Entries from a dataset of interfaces
= Beginning of Section =

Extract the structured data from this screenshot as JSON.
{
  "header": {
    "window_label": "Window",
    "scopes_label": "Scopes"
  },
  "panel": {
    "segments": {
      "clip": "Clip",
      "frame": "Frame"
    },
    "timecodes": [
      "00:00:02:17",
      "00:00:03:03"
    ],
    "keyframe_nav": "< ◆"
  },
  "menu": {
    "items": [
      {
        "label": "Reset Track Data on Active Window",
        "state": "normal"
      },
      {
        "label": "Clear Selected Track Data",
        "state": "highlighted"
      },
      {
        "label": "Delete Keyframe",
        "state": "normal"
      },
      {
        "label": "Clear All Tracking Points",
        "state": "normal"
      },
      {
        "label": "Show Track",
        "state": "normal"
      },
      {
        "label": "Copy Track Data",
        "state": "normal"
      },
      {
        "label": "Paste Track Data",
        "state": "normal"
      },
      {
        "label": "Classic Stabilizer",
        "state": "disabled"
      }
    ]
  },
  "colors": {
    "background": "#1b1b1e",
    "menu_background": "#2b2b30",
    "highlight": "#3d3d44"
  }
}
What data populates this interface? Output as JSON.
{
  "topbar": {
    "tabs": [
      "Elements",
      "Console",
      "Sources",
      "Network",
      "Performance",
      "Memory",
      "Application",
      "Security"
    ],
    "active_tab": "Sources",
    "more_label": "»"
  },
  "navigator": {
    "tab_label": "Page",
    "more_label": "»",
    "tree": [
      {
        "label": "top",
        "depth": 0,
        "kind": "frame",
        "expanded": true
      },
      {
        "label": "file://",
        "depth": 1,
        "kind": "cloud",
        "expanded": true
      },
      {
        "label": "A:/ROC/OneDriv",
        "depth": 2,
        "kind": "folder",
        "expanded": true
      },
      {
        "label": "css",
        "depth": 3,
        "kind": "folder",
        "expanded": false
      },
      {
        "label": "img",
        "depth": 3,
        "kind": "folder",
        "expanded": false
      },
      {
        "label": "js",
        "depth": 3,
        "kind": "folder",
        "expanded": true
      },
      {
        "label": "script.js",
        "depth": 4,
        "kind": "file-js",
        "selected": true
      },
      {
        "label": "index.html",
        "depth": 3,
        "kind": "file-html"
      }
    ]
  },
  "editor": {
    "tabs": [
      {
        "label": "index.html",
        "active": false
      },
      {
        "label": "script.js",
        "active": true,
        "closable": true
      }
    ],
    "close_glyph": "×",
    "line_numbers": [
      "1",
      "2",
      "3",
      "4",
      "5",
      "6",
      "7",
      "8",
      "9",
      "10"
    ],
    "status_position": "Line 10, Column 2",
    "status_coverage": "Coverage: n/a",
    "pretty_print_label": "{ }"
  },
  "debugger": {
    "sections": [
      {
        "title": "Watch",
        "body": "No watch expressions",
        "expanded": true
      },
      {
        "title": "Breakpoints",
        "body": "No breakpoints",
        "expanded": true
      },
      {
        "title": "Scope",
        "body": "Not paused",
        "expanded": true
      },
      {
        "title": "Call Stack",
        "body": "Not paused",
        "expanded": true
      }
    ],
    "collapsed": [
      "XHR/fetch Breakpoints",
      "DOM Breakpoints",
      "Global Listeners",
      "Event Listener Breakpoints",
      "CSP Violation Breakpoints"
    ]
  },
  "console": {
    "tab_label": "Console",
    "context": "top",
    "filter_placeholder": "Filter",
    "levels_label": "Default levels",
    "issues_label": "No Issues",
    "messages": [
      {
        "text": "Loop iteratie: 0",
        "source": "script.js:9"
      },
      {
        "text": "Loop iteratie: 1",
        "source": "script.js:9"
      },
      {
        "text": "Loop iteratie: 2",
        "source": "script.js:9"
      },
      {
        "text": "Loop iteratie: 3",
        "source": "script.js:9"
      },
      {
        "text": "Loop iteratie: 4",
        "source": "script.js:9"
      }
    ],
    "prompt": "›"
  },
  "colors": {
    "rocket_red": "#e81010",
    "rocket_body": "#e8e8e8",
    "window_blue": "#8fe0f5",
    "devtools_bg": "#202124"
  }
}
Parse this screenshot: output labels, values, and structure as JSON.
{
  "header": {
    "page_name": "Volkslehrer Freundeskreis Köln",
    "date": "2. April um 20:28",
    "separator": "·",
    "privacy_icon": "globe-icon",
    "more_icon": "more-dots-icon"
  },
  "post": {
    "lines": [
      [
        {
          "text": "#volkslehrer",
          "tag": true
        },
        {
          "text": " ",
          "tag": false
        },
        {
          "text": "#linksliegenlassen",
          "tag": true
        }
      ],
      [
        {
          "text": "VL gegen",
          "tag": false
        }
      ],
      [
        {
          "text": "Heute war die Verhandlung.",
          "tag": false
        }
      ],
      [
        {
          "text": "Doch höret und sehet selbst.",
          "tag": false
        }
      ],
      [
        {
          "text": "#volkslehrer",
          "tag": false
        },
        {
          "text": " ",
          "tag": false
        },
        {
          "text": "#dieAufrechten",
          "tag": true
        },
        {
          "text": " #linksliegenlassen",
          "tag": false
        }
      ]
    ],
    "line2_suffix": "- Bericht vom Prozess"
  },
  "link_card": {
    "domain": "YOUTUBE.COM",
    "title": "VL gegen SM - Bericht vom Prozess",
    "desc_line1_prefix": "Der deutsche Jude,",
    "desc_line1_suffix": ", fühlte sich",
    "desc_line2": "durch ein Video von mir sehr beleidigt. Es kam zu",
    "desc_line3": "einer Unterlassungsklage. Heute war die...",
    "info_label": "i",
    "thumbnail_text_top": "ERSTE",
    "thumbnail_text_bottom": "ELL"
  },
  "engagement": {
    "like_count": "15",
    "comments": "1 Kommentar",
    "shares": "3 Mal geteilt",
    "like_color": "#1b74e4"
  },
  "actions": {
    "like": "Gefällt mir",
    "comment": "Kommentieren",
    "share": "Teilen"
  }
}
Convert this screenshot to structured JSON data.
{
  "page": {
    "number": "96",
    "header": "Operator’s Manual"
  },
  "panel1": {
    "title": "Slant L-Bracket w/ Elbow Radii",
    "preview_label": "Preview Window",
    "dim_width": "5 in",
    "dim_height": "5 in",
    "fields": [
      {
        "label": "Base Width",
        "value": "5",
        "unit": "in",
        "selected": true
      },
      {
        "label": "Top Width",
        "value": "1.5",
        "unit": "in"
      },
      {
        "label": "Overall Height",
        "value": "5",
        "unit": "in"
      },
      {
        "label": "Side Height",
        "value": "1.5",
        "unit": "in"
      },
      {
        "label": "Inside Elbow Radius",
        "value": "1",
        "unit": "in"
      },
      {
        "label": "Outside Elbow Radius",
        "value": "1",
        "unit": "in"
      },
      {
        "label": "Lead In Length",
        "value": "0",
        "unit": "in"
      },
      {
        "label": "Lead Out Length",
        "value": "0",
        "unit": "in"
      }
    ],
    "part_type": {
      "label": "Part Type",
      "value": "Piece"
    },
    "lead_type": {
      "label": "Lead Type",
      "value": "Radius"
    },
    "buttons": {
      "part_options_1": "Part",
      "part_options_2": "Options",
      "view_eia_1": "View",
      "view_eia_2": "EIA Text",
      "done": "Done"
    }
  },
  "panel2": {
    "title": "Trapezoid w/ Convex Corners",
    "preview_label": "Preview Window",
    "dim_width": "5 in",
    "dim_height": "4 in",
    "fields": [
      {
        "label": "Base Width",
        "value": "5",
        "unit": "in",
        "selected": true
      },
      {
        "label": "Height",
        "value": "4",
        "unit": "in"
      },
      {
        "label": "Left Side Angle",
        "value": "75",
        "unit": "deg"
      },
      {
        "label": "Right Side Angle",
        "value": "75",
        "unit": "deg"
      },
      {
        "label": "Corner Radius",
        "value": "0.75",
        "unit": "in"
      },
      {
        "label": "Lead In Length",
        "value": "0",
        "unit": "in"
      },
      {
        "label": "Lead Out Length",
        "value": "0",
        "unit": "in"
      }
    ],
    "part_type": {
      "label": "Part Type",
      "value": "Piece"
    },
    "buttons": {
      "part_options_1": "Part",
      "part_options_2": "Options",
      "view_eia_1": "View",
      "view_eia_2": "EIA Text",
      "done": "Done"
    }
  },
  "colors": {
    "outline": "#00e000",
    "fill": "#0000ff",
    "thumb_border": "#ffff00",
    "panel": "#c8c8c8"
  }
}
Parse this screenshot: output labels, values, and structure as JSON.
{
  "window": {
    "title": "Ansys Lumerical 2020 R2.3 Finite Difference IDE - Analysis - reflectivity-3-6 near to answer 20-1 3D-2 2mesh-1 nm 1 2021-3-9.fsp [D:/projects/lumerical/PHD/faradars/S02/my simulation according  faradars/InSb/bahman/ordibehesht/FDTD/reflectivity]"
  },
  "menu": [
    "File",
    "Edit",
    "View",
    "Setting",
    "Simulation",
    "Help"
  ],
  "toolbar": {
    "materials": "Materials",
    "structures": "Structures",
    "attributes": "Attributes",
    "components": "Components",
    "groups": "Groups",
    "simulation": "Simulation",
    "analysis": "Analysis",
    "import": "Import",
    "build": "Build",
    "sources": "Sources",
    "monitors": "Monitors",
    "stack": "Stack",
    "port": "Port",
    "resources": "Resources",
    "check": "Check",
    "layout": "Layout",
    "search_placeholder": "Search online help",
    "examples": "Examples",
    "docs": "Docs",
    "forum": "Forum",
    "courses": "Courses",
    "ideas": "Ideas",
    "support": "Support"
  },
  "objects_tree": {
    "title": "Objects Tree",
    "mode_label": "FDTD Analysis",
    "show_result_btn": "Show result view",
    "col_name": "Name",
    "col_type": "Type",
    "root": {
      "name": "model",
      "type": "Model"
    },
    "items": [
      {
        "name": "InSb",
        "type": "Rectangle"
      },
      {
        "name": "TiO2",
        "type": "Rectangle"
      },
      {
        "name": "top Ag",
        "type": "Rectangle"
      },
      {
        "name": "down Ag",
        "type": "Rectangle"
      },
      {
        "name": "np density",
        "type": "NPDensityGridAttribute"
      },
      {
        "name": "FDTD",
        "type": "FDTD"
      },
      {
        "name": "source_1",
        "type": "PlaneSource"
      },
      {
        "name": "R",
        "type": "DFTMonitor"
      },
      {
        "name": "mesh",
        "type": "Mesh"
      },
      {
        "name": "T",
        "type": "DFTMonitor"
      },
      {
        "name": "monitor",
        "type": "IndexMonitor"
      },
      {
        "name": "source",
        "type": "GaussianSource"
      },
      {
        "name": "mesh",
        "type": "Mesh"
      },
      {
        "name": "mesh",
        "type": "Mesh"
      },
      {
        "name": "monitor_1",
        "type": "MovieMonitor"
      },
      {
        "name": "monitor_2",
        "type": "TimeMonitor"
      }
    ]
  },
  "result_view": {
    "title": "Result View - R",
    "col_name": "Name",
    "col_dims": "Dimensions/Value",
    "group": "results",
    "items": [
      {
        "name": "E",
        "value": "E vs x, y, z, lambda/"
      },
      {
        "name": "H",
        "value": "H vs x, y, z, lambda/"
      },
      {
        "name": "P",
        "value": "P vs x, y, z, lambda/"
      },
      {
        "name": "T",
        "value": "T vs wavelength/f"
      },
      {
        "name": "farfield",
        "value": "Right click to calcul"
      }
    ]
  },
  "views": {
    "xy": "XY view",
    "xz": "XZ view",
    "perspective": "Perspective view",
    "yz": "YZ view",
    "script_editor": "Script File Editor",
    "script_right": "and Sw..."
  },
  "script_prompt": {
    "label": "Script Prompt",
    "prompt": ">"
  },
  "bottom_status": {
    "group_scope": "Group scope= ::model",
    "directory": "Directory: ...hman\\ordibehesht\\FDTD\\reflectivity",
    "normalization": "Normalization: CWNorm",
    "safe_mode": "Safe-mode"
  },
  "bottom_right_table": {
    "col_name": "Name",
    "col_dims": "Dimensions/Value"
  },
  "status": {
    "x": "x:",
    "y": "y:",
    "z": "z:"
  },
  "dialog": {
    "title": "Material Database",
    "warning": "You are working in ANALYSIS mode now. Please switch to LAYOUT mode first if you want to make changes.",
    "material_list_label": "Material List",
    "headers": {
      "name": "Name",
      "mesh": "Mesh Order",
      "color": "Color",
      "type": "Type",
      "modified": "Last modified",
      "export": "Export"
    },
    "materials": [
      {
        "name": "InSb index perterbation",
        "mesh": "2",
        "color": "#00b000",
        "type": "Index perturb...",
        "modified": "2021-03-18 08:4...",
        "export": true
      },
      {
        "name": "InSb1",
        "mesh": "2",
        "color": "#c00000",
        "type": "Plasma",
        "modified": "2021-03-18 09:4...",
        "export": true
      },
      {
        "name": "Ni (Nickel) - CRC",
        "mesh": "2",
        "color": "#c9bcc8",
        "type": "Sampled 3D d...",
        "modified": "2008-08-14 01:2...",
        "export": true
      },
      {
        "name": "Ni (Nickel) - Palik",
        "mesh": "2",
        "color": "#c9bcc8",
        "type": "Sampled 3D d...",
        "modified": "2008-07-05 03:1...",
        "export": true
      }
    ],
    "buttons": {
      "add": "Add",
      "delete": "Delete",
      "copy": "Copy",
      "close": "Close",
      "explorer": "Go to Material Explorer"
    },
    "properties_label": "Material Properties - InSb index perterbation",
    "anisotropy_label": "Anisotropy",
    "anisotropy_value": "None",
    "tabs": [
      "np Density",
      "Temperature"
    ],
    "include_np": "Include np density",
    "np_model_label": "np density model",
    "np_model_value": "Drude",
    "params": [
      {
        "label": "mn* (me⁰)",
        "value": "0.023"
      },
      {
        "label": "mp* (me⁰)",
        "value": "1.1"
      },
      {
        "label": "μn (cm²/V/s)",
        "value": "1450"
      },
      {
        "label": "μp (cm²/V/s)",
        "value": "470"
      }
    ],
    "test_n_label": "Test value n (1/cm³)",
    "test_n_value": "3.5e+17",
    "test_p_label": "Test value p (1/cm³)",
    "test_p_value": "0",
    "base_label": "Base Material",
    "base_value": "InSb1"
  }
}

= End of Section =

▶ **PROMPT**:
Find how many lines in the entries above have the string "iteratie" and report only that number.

▶ **SOLUTION TO THE EXERCISE**:
5